Assigned task:
Pull every line that holds the word "this" from the entries.

Material to process:
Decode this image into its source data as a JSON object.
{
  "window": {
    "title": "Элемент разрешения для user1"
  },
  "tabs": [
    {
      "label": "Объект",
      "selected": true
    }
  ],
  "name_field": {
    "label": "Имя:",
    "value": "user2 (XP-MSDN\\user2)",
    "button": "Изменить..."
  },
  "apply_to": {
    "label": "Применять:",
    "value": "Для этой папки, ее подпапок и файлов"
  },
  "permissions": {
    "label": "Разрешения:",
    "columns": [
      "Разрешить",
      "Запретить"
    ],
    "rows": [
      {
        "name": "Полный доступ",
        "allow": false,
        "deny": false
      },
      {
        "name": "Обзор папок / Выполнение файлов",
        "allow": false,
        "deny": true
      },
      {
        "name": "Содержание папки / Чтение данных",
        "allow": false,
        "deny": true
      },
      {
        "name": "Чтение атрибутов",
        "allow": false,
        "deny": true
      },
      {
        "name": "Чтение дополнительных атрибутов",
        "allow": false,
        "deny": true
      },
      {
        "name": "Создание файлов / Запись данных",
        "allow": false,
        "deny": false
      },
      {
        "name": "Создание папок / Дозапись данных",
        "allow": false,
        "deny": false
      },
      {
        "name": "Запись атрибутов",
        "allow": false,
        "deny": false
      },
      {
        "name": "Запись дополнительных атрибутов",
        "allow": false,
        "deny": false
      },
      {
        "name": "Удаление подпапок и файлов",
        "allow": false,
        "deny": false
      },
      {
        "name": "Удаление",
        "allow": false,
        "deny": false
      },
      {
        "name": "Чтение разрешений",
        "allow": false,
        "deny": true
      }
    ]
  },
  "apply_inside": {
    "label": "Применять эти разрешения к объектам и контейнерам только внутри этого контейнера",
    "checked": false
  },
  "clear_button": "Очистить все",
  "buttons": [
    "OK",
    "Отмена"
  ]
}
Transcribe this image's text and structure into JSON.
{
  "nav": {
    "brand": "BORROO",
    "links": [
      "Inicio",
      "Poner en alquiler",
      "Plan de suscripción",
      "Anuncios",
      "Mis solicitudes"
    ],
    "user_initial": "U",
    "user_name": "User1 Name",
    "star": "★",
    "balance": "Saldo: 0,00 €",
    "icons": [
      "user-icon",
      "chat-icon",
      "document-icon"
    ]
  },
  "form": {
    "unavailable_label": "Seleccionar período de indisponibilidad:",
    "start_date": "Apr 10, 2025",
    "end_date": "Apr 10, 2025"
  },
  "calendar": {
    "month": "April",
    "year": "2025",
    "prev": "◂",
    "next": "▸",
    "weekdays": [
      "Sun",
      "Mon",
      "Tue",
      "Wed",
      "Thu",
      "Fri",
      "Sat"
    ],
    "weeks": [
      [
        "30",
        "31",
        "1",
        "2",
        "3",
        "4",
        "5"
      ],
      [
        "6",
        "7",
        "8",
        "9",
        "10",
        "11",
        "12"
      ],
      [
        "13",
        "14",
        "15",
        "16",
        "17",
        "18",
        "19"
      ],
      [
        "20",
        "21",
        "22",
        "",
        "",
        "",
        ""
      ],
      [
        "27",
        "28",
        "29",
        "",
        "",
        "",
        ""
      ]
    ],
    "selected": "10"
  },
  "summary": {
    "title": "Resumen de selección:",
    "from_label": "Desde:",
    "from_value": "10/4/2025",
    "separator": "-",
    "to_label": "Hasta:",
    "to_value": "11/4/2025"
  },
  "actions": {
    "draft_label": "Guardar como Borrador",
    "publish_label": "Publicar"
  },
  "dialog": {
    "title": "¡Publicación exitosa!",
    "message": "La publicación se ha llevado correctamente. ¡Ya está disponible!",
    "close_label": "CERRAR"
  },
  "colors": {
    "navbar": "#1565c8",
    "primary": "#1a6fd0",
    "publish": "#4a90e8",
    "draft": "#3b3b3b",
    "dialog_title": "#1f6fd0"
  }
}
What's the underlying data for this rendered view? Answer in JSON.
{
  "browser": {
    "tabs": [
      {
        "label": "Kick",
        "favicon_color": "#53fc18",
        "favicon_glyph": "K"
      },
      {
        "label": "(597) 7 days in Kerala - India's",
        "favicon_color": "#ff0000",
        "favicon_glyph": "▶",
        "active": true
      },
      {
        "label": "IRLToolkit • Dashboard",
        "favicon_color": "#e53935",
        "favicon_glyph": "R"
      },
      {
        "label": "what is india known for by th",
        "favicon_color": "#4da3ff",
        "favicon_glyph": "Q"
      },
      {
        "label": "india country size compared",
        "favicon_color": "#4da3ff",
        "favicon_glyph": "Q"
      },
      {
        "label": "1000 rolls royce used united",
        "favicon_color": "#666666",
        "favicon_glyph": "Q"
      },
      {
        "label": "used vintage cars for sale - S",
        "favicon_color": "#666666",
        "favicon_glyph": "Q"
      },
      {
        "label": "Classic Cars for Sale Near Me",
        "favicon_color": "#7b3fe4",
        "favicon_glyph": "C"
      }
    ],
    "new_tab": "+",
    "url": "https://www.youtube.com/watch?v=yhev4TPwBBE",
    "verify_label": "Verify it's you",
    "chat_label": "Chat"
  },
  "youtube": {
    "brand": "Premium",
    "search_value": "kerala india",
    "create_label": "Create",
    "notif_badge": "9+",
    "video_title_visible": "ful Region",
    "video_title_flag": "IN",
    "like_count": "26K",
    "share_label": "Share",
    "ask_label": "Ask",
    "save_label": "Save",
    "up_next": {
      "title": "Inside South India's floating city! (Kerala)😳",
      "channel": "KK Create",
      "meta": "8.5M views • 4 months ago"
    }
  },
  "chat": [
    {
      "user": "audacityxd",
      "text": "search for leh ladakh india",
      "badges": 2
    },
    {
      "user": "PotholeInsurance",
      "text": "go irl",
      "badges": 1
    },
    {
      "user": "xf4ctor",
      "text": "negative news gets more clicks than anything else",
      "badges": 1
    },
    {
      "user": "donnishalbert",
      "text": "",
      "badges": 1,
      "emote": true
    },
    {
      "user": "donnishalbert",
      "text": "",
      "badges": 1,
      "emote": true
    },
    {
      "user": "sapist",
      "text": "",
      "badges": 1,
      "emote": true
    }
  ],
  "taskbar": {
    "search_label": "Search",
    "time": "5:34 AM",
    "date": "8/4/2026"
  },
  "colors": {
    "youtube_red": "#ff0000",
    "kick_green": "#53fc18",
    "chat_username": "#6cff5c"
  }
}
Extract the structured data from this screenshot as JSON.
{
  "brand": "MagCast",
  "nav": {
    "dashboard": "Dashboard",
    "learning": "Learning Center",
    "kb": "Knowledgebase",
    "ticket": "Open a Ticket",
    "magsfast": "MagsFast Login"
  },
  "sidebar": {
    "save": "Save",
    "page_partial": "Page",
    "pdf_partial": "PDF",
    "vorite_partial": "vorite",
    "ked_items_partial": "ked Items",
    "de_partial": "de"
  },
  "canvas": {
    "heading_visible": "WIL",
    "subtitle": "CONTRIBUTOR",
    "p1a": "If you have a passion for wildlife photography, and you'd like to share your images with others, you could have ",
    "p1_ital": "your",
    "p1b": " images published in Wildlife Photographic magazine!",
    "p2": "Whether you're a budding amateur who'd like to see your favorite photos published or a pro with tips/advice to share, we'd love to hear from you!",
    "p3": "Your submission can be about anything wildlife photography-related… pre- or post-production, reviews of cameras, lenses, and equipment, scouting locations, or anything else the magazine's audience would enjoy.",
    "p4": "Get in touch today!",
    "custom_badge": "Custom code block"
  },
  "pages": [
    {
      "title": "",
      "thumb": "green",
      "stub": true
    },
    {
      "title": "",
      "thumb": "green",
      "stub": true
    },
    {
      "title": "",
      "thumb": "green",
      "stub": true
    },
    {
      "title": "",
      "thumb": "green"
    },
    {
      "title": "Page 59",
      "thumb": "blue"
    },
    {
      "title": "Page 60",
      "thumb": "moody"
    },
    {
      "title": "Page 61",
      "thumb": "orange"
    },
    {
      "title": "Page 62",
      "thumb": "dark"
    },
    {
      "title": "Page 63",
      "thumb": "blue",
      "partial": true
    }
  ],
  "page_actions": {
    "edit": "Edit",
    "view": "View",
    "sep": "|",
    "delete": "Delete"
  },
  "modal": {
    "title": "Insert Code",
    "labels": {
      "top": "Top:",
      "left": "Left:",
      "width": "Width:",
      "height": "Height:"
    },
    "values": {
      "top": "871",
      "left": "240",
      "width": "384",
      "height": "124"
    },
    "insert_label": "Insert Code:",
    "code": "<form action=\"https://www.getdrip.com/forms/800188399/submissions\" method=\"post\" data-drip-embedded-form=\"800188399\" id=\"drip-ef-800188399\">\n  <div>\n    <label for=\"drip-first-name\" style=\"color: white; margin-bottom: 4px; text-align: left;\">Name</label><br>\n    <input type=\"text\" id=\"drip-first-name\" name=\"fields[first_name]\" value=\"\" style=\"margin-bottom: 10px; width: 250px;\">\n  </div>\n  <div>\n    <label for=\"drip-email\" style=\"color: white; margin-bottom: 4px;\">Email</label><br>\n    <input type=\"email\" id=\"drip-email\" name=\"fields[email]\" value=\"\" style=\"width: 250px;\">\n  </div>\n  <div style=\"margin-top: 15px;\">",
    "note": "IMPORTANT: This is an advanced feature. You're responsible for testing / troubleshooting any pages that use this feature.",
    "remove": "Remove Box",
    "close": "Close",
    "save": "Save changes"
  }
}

Expected answer:
Decode this image into its source data as a JSON object.
Transcribe this image's text and structure into JSON.
What's the underlying data for this rendered view? Answer in JSON.
Extract the structured data from this screenshot as JSON.
    "note": "IMPORTANT: This is an advanced feature. You're responsible for testing / troubleshooting any pages that use this feature.",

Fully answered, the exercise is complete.